  • Be careful not to break the seal where the pipe connected to the shower arm attaches to the piping system.
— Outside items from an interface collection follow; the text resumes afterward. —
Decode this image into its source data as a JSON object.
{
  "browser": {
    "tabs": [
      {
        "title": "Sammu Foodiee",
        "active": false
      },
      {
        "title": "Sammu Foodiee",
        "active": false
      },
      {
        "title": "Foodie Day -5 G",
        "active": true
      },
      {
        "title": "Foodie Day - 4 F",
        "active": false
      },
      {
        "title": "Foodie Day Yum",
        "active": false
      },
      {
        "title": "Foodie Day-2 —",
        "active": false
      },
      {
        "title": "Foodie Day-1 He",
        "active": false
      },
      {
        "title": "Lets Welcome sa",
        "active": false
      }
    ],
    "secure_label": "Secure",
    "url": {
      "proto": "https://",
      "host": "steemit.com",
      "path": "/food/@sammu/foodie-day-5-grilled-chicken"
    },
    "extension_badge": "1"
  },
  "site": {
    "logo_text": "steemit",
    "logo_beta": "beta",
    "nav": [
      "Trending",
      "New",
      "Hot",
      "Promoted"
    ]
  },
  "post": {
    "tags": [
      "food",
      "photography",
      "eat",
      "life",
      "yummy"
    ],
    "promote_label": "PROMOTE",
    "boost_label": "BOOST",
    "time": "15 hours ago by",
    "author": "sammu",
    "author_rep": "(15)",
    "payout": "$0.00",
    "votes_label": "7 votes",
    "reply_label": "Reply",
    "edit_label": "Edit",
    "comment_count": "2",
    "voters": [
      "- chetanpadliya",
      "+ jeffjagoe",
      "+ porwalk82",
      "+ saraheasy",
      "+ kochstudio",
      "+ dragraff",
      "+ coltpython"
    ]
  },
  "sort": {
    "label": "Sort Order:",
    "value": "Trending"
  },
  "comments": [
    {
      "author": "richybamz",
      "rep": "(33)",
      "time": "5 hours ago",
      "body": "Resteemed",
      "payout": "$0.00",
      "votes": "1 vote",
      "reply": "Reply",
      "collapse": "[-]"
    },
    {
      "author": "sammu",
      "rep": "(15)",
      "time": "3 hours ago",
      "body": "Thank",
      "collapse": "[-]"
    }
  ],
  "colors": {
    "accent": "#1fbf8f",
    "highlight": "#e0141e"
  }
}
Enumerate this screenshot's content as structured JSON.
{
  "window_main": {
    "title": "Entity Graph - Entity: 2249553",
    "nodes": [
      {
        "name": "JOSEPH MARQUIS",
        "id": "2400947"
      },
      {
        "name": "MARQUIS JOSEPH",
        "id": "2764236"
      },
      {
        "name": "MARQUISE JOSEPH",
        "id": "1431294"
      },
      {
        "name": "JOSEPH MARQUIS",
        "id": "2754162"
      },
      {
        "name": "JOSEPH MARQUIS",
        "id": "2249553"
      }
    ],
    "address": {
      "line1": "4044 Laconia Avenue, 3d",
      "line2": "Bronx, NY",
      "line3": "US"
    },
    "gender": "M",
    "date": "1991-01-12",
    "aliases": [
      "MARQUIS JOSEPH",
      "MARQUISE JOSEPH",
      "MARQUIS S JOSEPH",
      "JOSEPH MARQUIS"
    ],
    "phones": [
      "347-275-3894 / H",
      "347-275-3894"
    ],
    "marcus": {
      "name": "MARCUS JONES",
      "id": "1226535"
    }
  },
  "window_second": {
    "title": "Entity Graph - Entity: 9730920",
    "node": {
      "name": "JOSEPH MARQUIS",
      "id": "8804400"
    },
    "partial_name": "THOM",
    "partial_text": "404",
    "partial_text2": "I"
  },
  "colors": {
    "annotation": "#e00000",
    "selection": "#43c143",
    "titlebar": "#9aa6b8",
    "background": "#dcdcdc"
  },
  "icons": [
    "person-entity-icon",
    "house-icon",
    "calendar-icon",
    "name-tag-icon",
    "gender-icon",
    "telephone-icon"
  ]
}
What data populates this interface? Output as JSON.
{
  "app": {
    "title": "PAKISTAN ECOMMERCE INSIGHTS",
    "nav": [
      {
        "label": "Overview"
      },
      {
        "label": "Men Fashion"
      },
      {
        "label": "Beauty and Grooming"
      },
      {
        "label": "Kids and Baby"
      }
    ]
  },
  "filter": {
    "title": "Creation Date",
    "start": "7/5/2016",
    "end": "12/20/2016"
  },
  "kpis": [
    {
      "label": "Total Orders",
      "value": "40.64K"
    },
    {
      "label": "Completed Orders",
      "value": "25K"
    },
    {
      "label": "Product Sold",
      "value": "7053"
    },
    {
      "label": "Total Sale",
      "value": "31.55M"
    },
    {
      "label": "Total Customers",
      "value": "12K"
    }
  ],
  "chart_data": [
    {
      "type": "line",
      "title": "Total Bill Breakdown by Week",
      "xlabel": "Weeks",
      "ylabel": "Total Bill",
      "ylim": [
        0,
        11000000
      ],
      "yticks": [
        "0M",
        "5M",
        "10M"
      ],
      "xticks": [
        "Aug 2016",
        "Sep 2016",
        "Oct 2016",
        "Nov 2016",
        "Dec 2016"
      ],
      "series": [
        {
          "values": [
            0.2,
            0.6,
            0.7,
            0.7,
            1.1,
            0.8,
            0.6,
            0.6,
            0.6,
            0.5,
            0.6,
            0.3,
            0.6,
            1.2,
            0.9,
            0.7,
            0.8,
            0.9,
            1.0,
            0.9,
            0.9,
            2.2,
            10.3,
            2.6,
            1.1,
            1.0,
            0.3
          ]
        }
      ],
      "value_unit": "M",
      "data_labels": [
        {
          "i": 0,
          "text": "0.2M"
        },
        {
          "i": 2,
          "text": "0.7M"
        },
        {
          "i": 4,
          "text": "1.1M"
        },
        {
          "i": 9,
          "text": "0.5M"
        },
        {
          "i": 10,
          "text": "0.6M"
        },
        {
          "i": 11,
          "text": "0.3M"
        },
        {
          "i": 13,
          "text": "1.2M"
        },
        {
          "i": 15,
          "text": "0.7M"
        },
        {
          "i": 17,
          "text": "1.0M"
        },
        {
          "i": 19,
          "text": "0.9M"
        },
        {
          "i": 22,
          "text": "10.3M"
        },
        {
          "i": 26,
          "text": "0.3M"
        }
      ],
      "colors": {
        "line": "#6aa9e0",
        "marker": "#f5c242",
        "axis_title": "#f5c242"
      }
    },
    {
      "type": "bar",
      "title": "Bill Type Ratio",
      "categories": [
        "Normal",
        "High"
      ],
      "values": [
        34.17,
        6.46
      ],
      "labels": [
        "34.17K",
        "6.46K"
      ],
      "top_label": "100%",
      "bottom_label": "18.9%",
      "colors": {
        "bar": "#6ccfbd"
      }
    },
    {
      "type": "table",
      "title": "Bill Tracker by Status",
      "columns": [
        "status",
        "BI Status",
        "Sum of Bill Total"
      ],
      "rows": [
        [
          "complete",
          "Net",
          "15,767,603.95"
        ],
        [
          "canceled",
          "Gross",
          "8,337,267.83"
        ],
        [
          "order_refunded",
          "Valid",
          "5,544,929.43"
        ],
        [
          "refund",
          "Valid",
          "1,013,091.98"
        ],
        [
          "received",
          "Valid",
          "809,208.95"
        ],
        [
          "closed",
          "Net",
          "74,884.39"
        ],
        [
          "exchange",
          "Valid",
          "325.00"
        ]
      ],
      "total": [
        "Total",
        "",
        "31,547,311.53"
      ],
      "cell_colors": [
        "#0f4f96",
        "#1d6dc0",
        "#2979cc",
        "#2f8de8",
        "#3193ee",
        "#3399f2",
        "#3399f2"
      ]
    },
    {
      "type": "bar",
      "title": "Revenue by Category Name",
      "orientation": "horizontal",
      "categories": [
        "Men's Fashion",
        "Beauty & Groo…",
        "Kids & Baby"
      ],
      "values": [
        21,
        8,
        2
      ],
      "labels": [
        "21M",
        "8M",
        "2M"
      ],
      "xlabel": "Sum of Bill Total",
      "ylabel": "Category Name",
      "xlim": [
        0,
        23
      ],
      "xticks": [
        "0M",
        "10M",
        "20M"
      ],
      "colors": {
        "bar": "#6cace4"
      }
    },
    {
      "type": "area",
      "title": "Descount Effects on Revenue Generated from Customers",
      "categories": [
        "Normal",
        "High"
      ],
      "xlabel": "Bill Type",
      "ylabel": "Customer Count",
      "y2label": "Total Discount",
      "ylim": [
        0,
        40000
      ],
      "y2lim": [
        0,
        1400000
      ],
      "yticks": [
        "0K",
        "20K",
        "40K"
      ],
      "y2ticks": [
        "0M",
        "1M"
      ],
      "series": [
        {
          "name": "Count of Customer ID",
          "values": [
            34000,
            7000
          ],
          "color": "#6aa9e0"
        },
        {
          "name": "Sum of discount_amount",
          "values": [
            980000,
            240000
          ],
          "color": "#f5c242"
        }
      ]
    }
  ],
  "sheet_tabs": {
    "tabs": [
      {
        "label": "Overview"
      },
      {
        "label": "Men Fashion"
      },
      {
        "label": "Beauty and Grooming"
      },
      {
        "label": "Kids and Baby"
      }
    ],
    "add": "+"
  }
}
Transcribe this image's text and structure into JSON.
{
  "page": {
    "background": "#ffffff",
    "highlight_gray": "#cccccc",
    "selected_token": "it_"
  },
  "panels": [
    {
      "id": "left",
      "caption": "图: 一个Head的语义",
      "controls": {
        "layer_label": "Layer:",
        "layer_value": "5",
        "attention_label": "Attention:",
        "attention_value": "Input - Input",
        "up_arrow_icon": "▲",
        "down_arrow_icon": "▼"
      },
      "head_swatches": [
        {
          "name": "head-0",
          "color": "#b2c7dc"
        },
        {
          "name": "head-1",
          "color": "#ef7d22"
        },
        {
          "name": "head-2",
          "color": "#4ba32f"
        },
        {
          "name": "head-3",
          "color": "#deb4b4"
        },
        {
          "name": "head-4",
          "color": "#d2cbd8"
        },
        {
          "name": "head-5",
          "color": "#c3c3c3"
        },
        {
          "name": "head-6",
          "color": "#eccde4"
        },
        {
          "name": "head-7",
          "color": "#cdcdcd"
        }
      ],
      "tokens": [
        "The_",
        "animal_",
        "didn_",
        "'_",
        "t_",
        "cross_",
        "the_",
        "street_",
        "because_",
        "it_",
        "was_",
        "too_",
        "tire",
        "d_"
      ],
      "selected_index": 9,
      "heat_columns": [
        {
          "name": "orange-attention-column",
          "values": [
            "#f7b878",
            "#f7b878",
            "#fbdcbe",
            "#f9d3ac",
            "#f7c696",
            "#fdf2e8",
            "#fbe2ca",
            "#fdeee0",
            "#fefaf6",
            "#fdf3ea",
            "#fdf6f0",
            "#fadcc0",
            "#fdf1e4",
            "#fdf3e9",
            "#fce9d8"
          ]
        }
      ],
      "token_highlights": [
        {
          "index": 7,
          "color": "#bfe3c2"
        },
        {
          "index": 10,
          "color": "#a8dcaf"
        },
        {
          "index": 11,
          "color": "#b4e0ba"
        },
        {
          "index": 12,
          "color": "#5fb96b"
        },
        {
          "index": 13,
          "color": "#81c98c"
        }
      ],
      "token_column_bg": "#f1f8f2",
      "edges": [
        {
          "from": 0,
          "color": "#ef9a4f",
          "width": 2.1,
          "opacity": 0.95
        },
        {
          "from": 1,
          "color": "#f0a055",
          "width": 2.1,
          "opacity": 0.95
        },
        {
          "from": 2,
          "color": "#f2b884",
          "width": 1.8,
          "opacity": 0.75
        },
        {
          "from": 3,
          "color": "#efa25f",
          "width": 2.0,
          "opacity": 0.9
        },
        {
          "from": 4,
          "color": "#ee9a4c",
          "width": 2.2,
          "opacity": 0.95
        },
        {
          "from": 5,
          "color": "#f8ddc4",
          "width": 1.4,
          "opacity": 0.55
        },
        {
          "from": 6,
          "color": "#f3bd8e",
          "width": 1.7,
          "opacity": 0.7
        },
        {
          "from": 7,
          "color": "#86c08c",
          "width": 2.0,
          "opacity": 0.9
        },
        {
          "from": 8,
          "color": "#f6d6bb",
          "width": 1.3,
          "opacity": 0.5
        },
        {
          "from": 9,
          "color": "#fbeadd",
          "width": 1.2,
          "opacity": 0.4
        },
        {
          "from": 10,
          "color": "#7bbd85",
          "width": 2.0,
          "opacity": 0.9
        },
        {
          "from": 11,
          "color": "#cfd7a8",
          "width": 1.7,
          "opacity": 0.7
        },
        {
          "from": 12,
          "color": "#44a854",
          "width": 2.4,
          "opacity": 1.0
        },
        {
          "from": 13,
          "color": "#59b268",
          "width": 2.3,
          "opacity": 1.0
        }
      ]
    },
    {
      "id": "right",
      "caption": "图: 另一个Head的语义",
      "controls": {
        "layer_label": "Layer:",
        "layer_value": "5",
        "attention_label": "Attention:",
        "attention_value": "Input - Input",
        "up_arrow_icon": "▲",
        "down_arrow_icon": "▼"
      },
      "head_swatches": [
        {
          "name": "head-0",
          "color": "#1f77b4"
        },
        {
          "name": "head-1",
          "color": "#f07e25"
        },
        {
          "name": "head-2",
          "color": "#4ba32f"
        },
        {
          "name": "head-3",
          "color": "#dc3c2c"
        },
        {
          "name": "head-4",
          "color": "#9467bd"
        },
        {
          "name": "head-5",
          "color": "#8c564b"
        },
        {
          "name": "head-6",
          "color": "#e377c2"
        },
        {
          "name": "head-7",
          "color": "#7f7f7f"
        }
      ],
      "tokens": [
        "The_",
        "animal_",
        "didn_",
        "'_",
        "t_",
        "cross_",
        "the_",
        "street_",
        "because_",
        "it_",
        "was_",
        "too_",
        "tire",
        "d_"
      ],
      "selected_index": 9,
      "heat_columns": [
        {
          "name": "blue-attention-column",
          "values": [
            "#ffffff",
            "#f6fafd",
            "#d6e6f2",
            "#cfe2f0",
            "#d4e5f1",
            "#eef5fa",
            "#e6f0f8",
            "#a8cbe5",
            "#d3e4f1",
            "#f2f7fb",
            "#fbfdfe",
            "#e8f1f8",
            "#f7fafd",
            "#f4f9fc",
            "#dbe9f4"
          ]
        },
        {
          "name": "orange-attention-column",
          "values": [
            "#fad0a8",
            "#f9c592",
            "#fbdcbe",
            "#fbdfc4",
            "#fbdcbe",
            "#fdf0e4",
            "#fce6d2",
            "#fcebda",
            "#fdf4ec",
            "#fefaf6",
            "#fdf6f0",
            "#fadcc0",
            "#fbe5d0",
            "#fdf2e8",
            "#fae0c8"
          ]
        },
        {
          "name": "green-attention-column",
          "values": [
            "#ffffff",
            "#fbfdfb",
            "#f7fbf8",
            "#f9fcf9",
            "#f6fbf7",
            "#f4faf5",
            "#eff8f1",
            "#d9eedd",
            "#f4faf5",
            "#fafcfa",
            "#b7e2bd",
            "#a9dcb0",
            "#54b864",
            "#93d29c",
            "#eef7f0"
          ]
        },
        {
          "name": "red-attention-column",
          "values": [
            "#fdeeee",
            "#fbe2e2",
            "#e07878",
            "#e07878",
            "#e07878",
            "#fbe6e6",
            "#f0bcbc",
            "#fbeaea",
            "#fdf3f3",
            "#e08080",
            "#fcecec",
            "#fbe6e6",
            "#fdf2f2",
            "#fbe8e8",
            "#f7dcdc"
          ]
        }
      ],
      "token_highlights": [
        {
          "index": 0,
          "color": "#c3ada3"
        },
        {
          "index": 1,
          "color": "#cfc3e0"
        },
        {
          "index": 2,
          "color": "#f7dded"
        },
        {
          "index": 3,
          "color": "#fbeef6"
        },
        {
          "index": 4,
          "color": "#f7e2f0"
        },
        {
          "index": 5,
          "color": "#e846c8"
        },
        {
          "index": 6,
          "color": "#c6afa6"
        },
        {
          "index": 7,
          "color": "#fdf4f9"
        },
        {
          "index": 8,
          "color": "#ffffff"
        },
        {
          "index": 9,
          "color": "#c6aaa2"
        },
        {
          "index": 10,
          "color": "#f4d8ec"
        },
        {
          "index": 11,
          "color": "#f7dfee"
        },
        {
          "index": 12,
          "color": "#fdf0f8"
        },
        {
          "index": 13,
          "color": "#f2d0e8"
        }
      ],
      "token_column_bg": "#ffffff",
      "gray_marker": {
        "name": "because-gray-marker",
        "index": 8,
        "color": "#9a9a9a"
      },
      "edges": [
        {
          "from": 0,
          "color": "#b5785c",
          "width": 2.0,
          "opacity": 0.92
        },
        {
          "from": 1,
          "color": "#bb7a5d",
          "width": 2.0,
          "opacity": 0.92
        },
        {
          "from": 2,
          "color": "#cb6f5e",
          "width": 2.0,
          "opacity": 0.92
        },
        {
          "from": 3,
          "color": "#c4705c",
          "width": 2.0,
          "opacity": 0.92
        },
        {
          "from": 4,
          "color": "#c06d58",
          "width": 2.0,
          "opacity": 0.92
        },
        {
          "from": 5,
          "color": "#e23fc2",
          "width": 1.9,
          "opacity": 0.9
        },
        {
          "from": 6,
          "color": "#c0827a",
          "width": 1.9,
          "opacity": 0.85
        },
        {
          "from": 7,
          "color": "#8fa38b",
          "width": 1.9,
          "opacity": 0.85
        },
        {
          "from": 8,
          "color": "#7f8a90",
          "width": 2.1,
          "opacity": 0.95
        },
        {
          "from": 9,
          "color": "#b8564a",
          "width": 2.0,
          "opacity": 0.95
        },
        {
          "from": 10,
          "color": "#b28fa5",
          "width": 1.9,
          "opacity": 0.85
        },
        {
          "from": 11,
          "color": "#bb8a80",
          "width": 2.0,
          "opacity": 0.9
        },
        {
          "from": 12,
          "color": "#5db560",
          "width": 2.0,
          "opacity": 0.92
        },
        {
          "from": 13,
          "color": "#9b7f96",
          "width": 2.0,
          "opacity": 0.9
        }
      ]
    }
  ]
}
This will cause a water leak, which may damage the house and cause mold to grow.

Things You'll Need

  • Showerhead
  • Pliers
  • Adjustable wrench
  • Wire brush or old toothbrush
  • Teflon tape
  • A couple cloths

Article Info

Categories: Plumbing Drains Waste and Vents